Commissioner October is Domestic Violence Awareness Month.

What started in 1981 as a "Day of Unity" has now evolved into a month-long series of events across the country celebrating the strength and resilience of survivors and drawing attention to the services available throughout communities.

This month's "Spotlight on What's Right" puts focus on two families where domestic violence has been present. The stories demonstrate how the collaborative efforts between CTDCF and community partners leads to the empowerment and support of families.

Survivors of domestic violence can be empowered to reclaim their lives.  Often, this requires help and always requires empathy and strength. The examples are all around us. DV Ribbon

“A whole new life has been given to me and I am fiercely protective of it”. Words from a Mother of four children who is now living a life filled with the joys of having her children surround her.
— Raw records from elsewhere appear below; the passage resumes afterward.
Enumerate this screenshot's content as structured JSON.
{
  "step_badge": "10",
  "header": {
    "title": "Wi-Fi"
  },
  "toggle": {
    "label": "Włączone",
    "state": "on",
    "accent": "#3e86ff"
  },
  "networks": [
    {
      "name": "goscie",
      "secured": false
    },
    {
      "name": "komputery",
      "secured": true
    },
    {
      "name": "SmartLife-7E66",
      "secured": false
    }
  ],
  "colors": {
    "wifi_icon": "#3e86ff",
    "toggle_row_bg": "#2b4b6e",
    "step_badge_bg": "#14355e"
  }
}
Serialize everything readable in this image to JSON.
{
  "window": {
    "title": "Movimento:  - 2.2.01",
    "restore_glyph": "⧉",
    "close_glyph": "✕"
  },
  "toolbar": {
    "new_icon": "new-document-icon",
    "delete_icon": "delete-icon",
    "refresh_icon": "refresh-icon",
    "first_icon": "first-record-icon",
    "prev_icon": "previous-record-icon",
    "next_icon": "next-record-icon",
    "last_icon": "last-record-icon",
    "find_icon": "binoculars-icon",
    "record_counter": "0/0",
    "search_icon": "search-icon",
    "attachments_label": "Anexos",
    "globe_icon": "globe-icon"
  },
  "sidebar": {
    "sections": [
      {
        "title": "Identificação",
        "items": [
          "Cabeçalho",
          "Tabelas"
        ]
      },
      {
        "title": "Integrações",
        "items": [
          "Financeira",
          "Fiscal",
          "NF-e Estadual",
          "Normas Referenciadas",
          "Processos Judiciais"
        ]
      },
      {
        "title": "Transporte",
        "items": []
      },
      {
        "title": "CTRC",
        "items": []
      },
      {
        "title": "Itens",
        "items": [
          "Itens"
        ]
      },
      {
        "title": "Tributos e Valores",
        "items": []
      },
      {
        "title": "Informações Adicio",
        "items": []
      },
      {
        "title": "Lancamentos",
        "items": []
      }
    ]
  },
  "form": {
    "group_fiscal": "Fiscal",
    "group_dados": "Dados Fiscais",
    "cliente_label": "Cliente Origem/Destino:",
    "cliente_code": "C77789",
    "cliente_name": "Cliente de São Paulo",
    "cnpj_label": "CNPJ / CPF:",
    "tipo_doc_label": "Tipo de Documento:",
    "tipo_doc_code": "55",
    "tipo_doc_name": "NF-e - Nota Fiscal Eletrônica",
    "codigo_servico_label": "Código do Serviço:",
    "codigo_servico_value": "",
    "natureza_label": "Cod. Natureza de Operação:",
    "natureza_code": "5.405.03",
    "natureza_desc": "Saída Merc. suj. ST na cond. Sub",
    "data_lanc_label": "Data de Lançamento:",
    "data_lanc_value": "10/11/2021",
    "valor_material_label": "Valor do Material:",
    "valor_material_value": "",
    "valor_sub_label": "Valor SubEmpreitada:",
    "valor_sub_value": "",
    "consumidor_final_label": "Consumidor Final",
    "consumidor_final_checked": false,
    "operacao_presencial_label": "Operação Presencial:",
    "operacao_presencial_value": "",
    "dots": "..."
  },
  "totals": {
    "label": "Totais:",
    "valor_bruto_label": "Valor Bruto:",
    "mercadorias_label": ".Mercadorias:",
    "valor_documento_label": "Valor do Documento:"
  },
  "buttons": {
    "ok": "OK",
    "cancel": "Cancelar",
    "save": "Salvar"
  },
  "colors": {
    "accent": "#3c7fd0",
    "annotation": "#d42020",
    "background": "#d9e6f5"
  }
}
Read about her journey and see the connections she made with the Family Based Recovery (FBR) program thru Community Mental Health Affiliates (CMHA). I have been so proud to personally watch the FBR model evolve through the Family Stability Project. This model strengthens families and redefines recovery.

A fundamental value of the Department is the belief that individuals can change - including those who harm others. It is understood that those who commit violent acts often have experienced violence themselves. Without supports, the cycle of violence will be passed onto the next generation. This dynamic is illustrated in another story where a Father prone to excessive drinking and violence, beginning in his childhood home, benefitted so greatly from a program entitled, "Fathers for Change" a component of the IPV-FAIR program.

HandsWhat was the end result? A man who has learned alternative coping strategies and a family that has a new version of love for him. Most importantly, the children see their Father's efforts … "I am proud you are my Dad"…enough said.